Timing has a lot to do with ideas. I'm no stranger to decluttering, minimalism, and just plain thinking about better spaces. I loved Marie Kondo's books, as well as The Power of Less and Zen Habits by Leo Babauta, but there is a big difference between appreciating ideas and implementing them. We've even done a Nested Folders episode specifically on workspace setup before. But the timing here? Just right.
Here's where my workspace started.
I got a lot of positive comments on my "before" state - thanks, everyone! But it just wasn't great:
- That desk? Too small. Every day was a struggle to even decide where my coffee cup was going to live.
- That pile of "stuff" on the cabinet? Unsorted and unattractive. Also
- A stool is there functioning as a table. That's... not right.

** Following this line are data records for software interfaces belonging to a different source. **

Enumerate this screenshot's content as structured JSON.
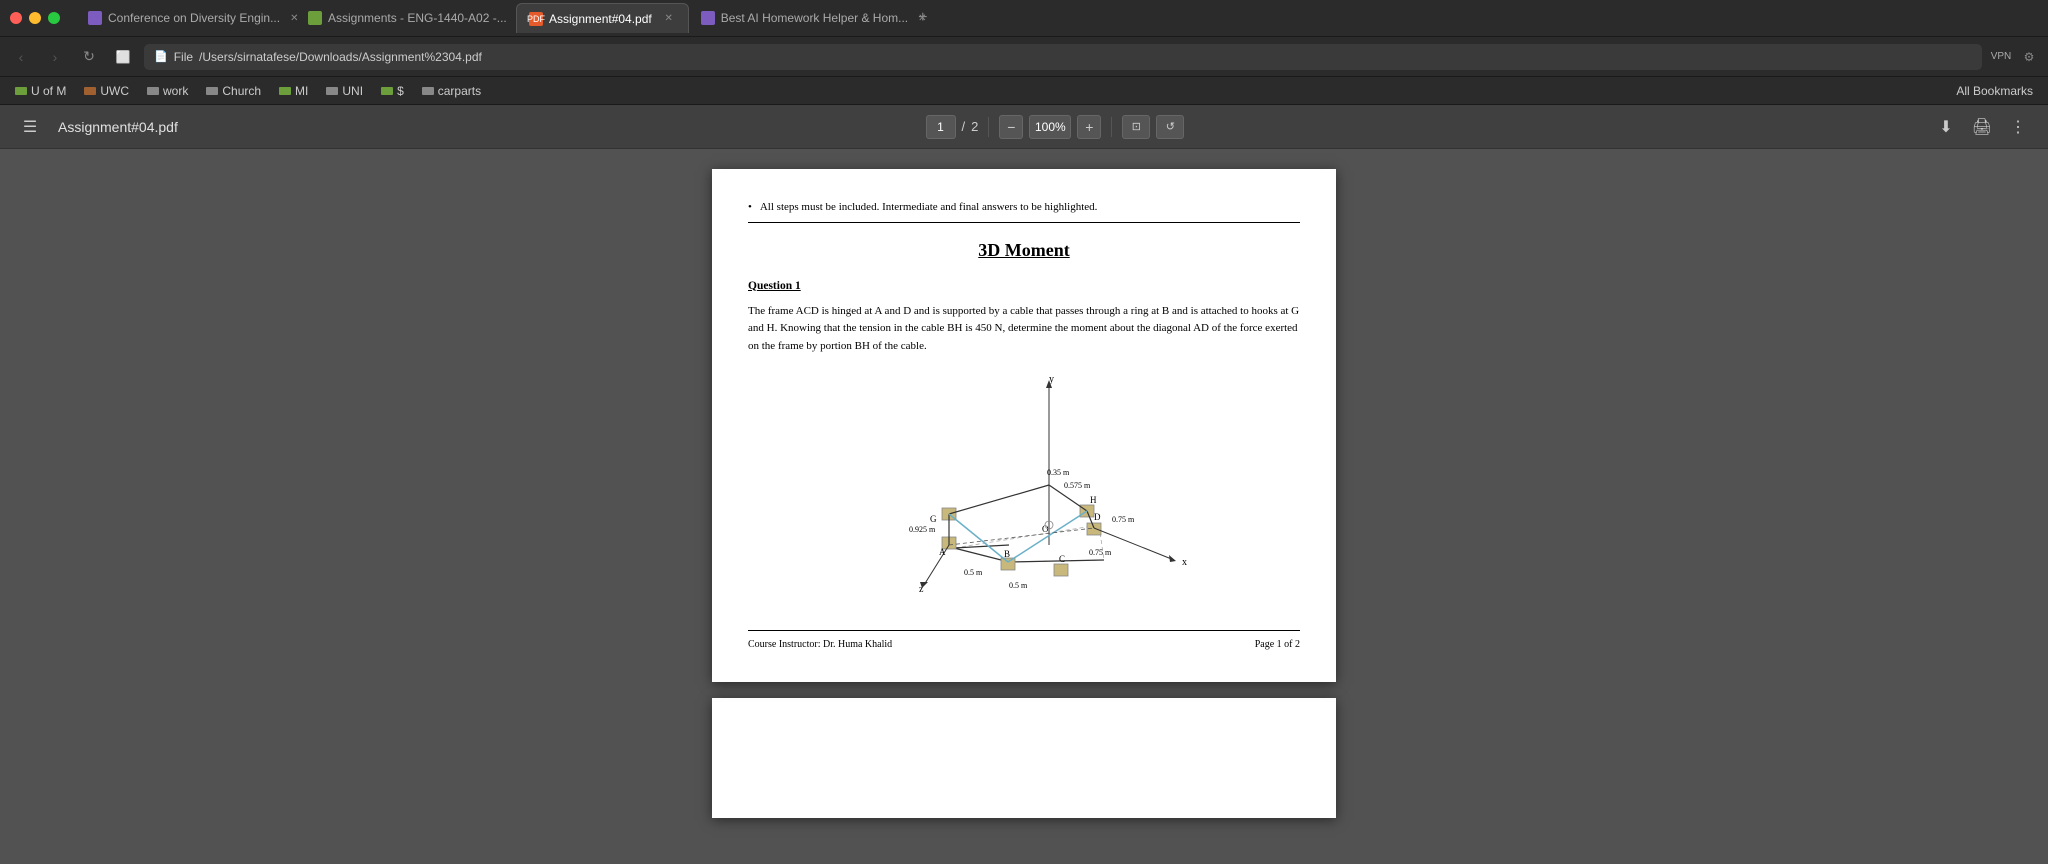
{
  "window": {
    "controls": {
      "red_label": "●",
      "yellow_label": "●",
      "green_label": "●"
    }
  },
  "tabs": [
    {
      "id": "tab1",
      "label": "Conference on Diversity Engin...",
      "favicon_color": "#7c5cbf",
      "active": false,
      "closable": true
    },
    {
      "id": "tab2",
      "label": "Assignments - ENG-1440-A02 -...",
      "favicon_color": "#6c9e3c",
      "active": false,
      "closable": true
    },
    {
      "id": "tab3",
      "label": "Assignment#04.pdf",
      "favicon_color": "#e55a2b",
      "active": true,
      "closable": true
    },
    {
      "id": "tab4",
      "label": "Best AI Homework Helper & Hom...",
      "favicon_color": "#7c5cbf",
      "active": false,
      "closable": true
    }
  ],
  "navbar": {
    "address": "/Users/sirnatafese/Downloads/Assignment%2304.pdf",
    "address_prefix": "File"
  },
  "bookmarks": [
    {
      "id": "bm1",
      "label": "U of M",
      "color": "#6c9e3c"
    },
    {
      "id": "bm2",
      "label": "UWC",
      "color": "#a06030"
    },
    {
      "id": "bm3",
      "label": "work",
      "color": "#888"
    },
    {
      "id": "bm4",
      "label": "Church",
      "color": "#888"
    },
    {
      "id": "bm5",
      "label": "MI",
      "color": "#6c9e3c"
    },
    {
      "id": "bm6",
      "label": "UNI",
      "color": "#888"
    },
    {
      "id": "bm7",
      "label": "$",
      "color": "#6c9e3c"
    },
    {
      "id": "bm8",
      "label": "carparts",
      "color": "#888"
    },
    {
      "id": "bm9",
      "label": "All Bookmarks",
      "color": ""
    }
  ],
  "pdf_toolbar": {
    "title": "Assignment#04.pdf",
    "menu_icon": "☰",
    "current_page": "1",
    "total_pages": "2",
    "zoom_value": "100%",
    "zoom_minus": "−",
    "zoom_plus": "+",
    "download_icon": "⬇",
    "print_icon": "🖨",
    "more_icon": "⋮"
  },
  "pdf_content": {
    "bullet_text": "All steps must be included. Intermediate and final answers to be highlighted.",
    "main_title": "3D Moment",
    "question1_title": "Question 1",
    "question1_body": "The frame ACD is hinged at A and D and is supported by a cable that passes through a ring at B and is attached to hooks at G and H. Knowing that the tension in the cable BH is 450 N, determine the moment about the diagonal AD of the force exerted on the frame by portion BH of the cable.",
    "footer_instructor": "Course Instructor: Dr. Huma Khalid",
    "footer_page": "Page 1 of 2",
    "diagram": {
      "label_y": "y",
      "label_z": "z",
      "label_x": "x",
      "dim_035": "0.35 m",
      "dim_0575": "0.575 m",
      "dim_0925": "0.925 m",
      "dim_075_right": "0.75 m",
      "dim_075_bottom": "0.75 m",
      "dim_05_left": "0.5 m",
      "dim_05_bottom": "0.5 m",
      "point_G": "G",
      "point_H": "H",
      "point_O": "O",
      "point_A": "A",
      "point_B": "B",
      "point_C": "C",
      "point_D": "D"
    }
  }
}
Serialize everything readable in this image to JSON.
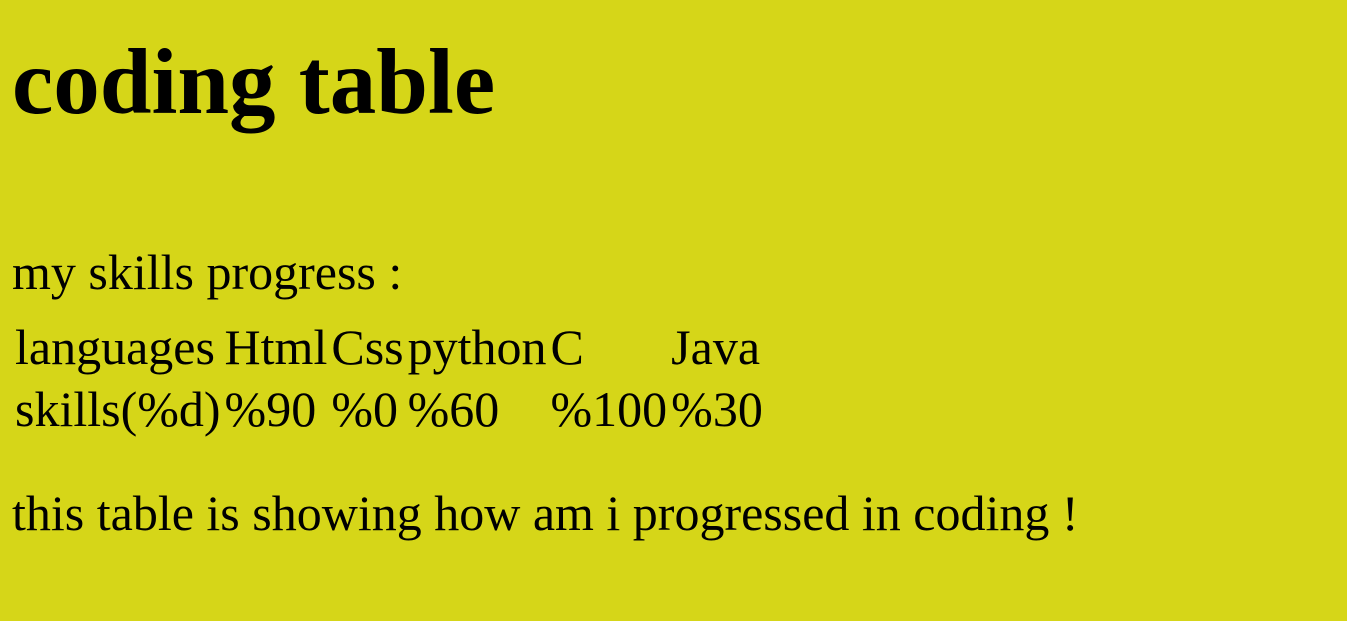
{
  "heading": "coding table",
  "caption": "my skills progress :",
  "table": {
    "columns": [
      "languages",
      "Html",
      "Css",
      "python",
      "C",
      "Java"
    ],
    "row": [
      "skills(%d)",
      "%90",
      "%0",
      "%60",
      "%100",
      "%30"
    ]
  },
  "footer": "this table is showing how am i progressed in coding !",
  "colors": {
    "background": "#d6d618",
    "text": "#000000"
  }
}
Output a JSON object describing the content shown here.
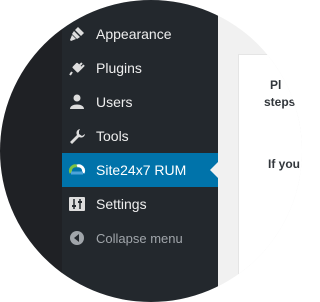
{
  "sidebar": {
    "items": [
      {
        "label": "Appearance",
        "icon": "paintbrush-icon"
      },
      {
        "label": "Plugins",
        "icon": "plugin-icon"
      },
      {
        "label": "Users",
        "icon": "user-icon"
      },
      {
        "label": "Tools",
        "icon": "wrench-icon"
      },
      {
        "label": "Site24x7 RUM",
        "icon": "site24x7-logo-icon",
        "current": true
      },
      {
        "label": "Settings",
        "icon": "settings-sliders-icon"
      }
    ],
    "collapse_label": "Collapse menu"
  },
  "content": {
    "line1": "Pl",
    "line2": "steps",
    "line3": "If you"
  },
  "colors": {
    "sidebar_bg": "#23282d",
    "accent": "#0073aa",
    "content_bg": "#f1f1f1"
  }
}
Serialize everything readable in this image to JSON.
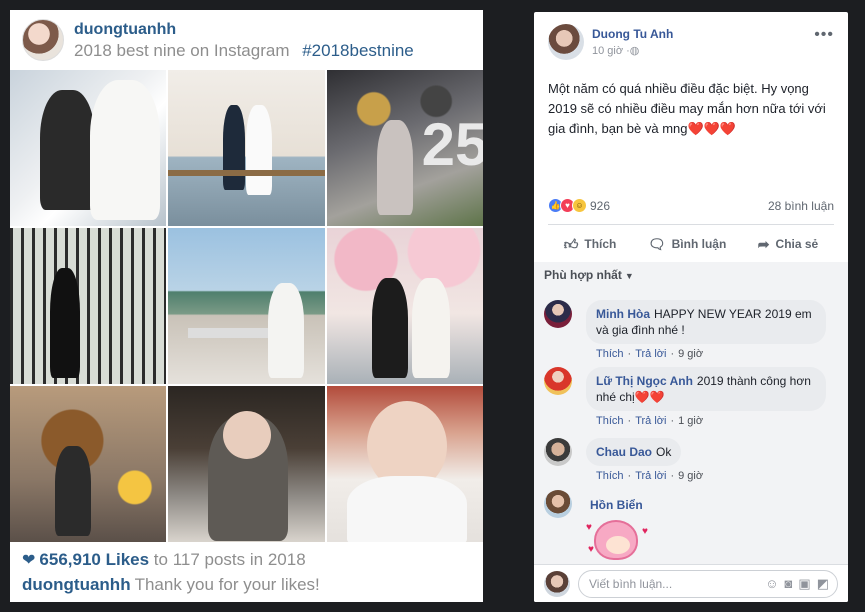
{
  "instagram": {
    "username": "duongtuanhh",
    "subtitle": "2018 best nine on Instagram",
    "hashtag": "#2018bestnine",
    "likes": "656,910 Likes",
    "likes_rest": "to 117 posts in 2018",
    "thanks_user": "duongtuanhh",
    "thanks_text": "Thank you for your likes!"
  },
  "post": {
    "author": "Duong Tu Anh",
    "time": "10 giờ",
    "privacy_icon": "globe-icon",
    "message": "Một năm có quá nhiều điều đặc biệt. Hy vọng 2019 sẽ có nhiều điều may mắn hơn nữa tới với gia đình, bạn bè và mng",
    "hearts": "❤️❤️❤️",
    "reaction_count": "926",
    "comment_count": "28 bình luận",
    "actions": {
      "like": "Thích",
      "comment": "Bình luận",
      "share": "Chia sẻ"
    },
    "sort_label": "Phù hợp nhất"
  },
  "comments": [
    {
      "name": "Minh Hòa",
      "text": "HAPPY NEW YEAR 2019 em và gia đình nhé !",
      "like": "Thích",
      "reply": "Trả lời",
      "time": "9 giờ"
    },
    {
      "name": "Lữ Thị Ngọc Anh",
      "text": "2019 thành công hơn nhé chị❤️❤️",
      "like": "Thích",
      "reply": "Trả lời",
      "time": "1 giờ"
    },
    {
      "name": "Chau Dao",
      "text": "Ok",
      "like": "Thích",
      "reply": "Trả lời",
      "time": "9 giờ"
    },
    {
      "name": "Hồn Biển",
      "text": "",
      "like": "",
      "reply": "",
      "time": ""
    }
  ],
  "composer": {
    "placeholder": "Viết bình luận..."
  },
  "colors": {
    "fb_link": "#385898",
    "insta_blue": "#2c5d8a",
    "heart": "#e0245e"
  }
}
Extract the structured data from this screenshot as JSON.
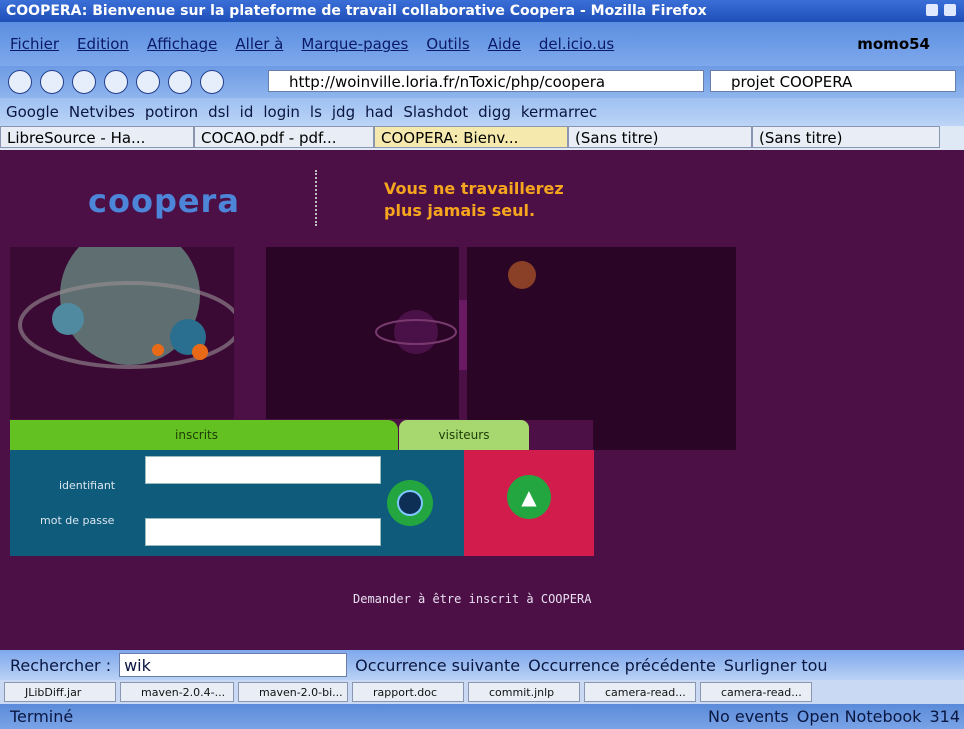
{
  "window": {
    "title": "COOPERA: Bienvenue sur la plateforme de travail collaborative Coopera - Mozilla Firefox"
  },
  "menu": [
    "Fichier",
    "Edition",
    "Affichage",
    "Aller à",
    "Marque-pages",
    "Outils",
    "Aide",
    "del.icio.us"
  ],
  "user": "momo54",
  "nav": {
    "url": "http://woinville.loria.fr/nToxic/php/coopera",
    "search_value": "projet COOPERA"
  },
  "bookmarks": [
    "Google",
    "Netvibes",
    "potiron",
    "dsl",
    "id",
    "login",
    "ls",
    "jdg",
    "had",
    "Slashdot",
    "digg",
    "kermarrec"
  ],
  "tabs": [
    {
      "label": "LibreSource - Ha..."
    },
    {
      "label": "COCAO.pdf - pdf..."
    },
    {
      "label": "COOPERA: Bienv..."
    },
    {
      "label": "(Sans titre)"
    },
    {
      "label": "(Sans titre)"
    }
  ],
  "page": {
    "logo": "coopera",
    "tagline_line1": "Vous ne travaillerez",
    "tagline_line2": "plus jamais seul.",
    "tab_inscrits": "inscrits",
    "tab_visiteurs": "visiteurs",
    "label_identifiant": "identifiant",
    "label_mot_de_passe": "mot de passe",
    "identifiant_value": "",
    "password_value": "",
    "demander_link": "Demander à être inscrit à COOPERA"
  },
  "findbar": {
    "label": "Rechercher :",
    "value": "wik",
    "next": "Occurrence suivante",
    "prev": "Occurrence précédente",
    "highlight": "Surligner tou"
  },
  "taskbar": [
    "JLibDiff.jar",
    "maven-2.0.4-...",
    "maven-2.0-bi...",
    "rapport.doc",
    "commit.jnlp",
    "camera-read...",
    "camera-read..."
  ],
  "status": {
    "text": "Terminé",
    "events": "No events",
    "notebook": "Open Notebook",
    "mail_count": "314"
  }
}
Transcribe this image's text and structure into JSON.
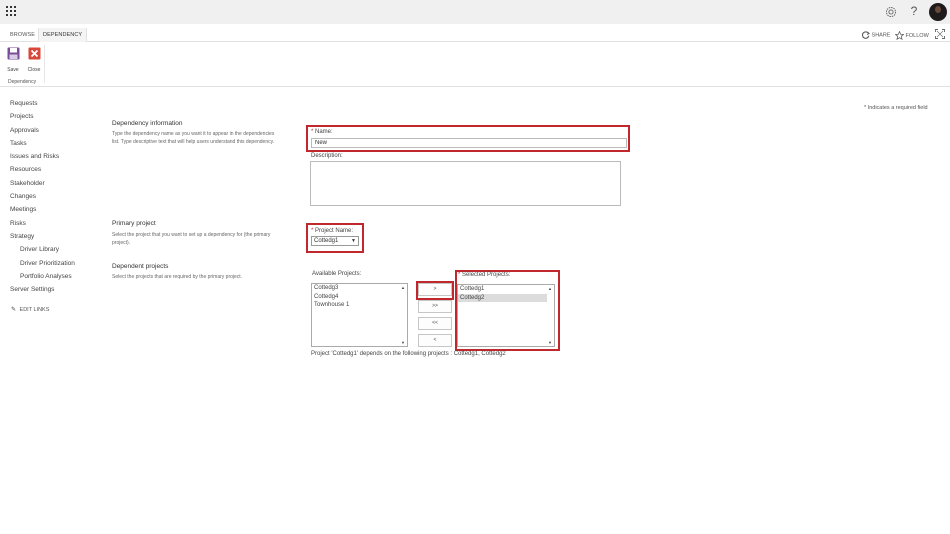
{
  "suite_bar": {
    "app_launcher_icon": "waffle-grid-icon",
    "settings_icon": "gear-icon",
    "help_label": "?",
    "avatar_icon": "user-avatar"
  },
  "ribbon": {
    "tabs": [
      {
        "label": "BROWSE",
        "active": false
      },
      {
        "label": "DEPENDENCY",
        "active": true
      }
    ],
    "share_label": "SHARE",
    "follow_label": "FOLLOW",
    "save_label": "Save",
    "close_label": "Close",
    "group_label": "Dependency"
  },
  "nav": {
    "items": [
      "Requests",
      "Projects",
      "Approvals",
      "Tasks",
      "Issues and Risks",
      "Resources",
      "Stakeholder",
      "Changes",
      "Meetings",
      "Risks",
      "Strategy"
    ],
    "sub_items": [
      "Driver Library",
      "Driver Prioritization",
      "Portfolio Analyses"
    ],
    "footer_item": "Server Settings",
    "edit_links": "EDIT LINKS"
  },
  "required_note": "* Indicates a required field",
  "sections": {
    "dependency_info": {
      "title": "Dependency information",
      "desc": "Type the dependency name as you want it to appear in the dependencies list. Type descriptive text that will help users understand this dependency."
    },
    "primary_project": {
      "title": "Primary project",
      "desc": "Select the project that you want to set up a dependency for (the primary project)."
    },
    "dependent_projects": {
      "title": "Dependent projects",
      "desc": "Select the projects that are required by the primary project."
    }
  },
  "form": {
    "required_mark": "*",
    "name_label": "Name:",
    "name_value": "New",
    "description_label": "Description:",
    "description_value": "",
    "project_name_label": "Project Name:",
    "project_name_value": "Cottedg1",
    "available_label": "Available Projects:",
    "available_projects": [
      "Cottedg3",
      "Cottedg4",
      "Townhouse 1"
    ],
    "selected_label": "Selected Projects:",
    "selected_projects": [
      "Cottedg1",
      "Cottedg2"
    ],
    "selected_highlight_index": 1,
    "move_buttons": [
      ">",
      ">>",
      "<<",
      "<"
    ],
    "dependency_summary": "Project 'Cottedg1' depends on the following projects : Cottedg1, Cottedg2"
  },
  "colors": {
    "highlight_border": "#c0282d",
    "suite_bar_bg": "#f0f0f0",
    "save_icon": "#7a4c9c",
    "close_icon": "#d9473a"
  }
}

- Because I have no desk space, in trays and office supplies are behind me. Spoiler: they never get used properly.
- Did I mention the desk is too small? Where do I write?
Now, that said, there were things I did really like:
- My equipment is aces. I am very happy with my tech tools.
- That corkboard is really useful. I took down content for review and photos, but it's really lovely.
- For all the flak I took on Twitter, that chair is super comfy and tall and I love it. So there.
- The wall dividers that create a border for my workspace without totally closing me of are pretty, functional, and effective.
So. Time to fix this up.
Knowing I really wanted an L desk, I found a desk being sold from an office that is renovating, and that was going to be what I based all the changes around.
Next step? Reduce. I went through everything I was saving in my delightful piles (not all pictured in the first pics because shame), and filed, recycled, shredded, garbaged it all. I shouldn't be surprised that all that "stuff" was largely unkeepable, but it's still disappointing to know I hung on to what was mostly effectively junk for so long.
Now it's time to look at everything that was left and find its home (or part with it). To really get ready for this, I moved that white cabinet out of my workspace to just outside the divider, ensuring I have access to the storage, but not occupying space. The new desk is much bigger.
I sat in my chair at the empty desk for a few minutes, miming typing and writing. The goal was to determine which way I would face for computing, which would determine a lot of things. Probably unsurprisingly (that's two non-surprises now, for those keeping score), I ended up feeling best about the computer in the corner. This wasn't an immediate slam dunk (I kinda wanted it on the wall side so that I'd have a longer open space on my right for writing), but the option to rest my elbows on the desk "wings" (don't @ me) and the realization that there was still space enough to my right to write sold me. This was also the best use of the amount of depth the desk had.
This single decision made everything else make sense fast. This placed the monitor, to which I added a riser so that the MacBook could live underneath, keyboard, and mouse. The space to my right was for writing, so the now empty in trays and stationery could go there, and my left was becoming sort of a flex space, with just a lot of room. This is cool, because I can lay out index cards for the cork board, or set lunch, or whatever. It makes sense to me.
I placed a Boogie Board Blackboard I have on an extra tablet stand that turned up, giving me a spot for ephemeral messages to self (this sparks joy), and I used my Roost stand to elevate my iPad on Magic Keyboard as my second screen/device.
Last came a few bits and bobs: false plants give a sense of organic feel, even if they aren't really organic, the chargers (a Cheotech chi charger and Elago watch stand), my IKEA phone stand, and the bell.
I worried that this would all feel cluttery, but it isn't. Everything has been deliberately chosen, placed, and used, and I think it's that deliberateness that makes all the difference. Everyone has a workflow; the big question is how much of that workflow exists because it was designed purposefully compared to how much was fallen in to because of habit or assumption.
It is this sense of deliberate and purposeful design that was at the heart of an interview I had the pleasure of doing with The Sweet Setup about my iOS workspace, too, and which is at the heart of everything I'm trying to do. I don't want to work on autopilot, or in a fashion that is a product of the universe. I want to work in the ways that suit me best, that bring out my best, and that get me to do my best.
Have you done a workspace overhaul? What worked for you? I feel like I could still fine tune, so hoping to hear from folks!